▸ **How to complete this task**
The output should be all lines of the entries below in which the word "free" occurs.

▸ **Data to examine**
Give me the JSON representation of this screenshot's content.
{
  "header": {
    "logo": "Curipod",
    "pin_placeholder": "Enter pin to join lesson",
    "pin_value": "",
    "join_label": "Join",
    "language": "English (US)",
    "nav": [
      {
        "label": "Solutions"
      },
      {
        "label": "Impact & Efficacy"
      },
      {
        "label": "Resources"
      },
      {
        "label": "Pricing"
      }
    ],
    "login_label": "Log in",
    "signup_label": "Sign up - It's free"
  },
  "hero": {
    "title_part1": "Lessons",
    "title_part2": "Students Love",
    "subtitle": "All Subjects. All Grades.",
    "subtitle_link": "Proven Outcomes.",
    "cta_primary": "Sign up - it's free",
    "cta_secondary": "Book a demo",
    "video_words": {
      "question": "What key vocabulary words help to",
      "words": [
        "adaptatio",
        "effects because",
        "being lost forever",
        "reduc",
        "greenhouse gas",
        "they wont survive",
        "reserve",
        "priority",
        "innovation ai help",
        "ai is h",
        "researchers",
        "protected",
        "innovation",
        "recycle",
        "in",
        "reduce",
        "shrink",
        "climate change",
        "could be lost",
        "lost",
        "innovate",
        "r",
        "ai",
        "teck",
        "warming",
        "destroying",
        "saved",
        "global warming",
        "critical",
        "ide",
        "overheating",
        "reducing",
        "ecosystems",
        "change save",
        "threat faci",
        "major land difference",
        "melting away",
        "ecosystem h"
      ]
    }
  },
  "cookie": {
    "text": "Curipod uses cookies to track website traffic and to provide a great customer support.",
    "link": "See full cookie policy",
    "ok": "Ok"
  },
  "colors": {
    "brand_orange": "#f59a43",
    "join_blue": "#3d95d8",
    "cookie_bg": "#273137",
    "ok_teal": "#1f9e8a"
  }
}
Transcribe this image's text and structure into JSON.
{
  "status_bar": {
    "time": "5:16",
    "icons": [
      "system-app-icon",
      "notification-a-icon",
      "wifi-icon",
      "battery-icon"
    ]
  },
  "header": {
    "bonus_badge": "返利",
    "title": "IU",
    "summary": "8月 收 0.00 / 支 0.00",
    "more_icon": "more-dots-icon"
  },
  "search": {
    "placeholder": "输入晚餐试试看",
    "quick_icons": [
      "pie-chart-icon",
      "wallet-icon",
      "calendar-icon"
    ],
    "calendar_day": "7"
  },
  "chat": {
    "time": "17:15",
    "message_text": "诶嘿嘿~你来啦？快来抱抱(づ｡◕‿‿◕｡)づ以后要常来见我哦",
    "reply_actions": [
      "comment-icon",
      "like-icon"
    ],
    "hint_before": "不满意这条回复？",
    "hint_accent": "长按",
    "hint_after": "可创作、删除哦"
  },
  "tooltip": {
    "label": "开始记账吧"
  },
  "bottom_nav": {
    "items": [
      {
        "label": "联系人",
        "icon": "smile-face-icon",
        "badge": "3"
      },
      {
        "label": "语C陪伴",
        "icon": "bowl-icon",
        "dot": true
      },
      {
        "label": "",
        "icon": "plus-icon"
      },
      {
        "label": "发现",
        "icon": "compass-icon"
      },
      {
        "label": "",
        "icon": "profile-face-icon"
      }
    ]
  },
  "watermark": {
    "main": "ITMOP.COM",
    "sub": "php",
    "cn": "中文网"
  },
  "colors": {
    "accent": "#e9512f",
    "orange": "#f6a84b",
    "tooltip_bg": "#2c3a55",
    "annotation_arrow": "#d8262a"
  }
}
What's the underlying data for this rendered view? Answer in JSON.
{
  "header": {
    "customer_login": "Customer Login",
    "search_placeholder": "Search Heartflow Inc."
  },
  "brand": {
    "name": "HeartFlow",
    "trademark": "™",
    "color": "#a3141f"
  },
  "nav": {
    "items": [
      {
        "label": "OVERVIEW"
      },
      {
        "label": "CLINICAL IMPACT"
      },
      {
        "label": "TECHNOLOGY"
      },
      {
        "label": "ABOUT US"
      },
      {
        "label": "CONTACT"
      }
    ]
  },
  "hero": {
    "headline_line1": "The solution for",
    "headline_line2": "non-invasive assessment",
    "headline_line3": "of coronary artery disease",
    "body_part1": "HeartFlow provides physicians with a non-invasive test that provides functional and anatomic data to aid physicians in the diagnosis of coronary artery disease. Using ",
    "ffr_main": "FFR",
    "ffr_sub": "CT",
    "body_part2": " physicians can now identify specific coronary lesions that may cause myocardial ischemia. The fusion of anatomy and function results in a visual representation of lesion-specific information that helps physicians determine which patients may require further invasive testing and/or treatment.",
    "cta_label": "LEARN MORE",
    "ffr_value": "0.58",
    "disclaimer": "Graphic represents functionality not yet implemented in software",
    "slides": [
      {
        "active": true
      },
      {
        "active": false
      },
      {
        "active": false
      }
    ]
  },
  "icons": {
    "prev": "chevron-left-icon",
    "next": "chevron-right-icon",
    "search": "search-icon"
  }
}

▸ **Output for this exercise**
    "signup_label": "Sign up - It's free"
    "cta_primary": "Sign up - it's free",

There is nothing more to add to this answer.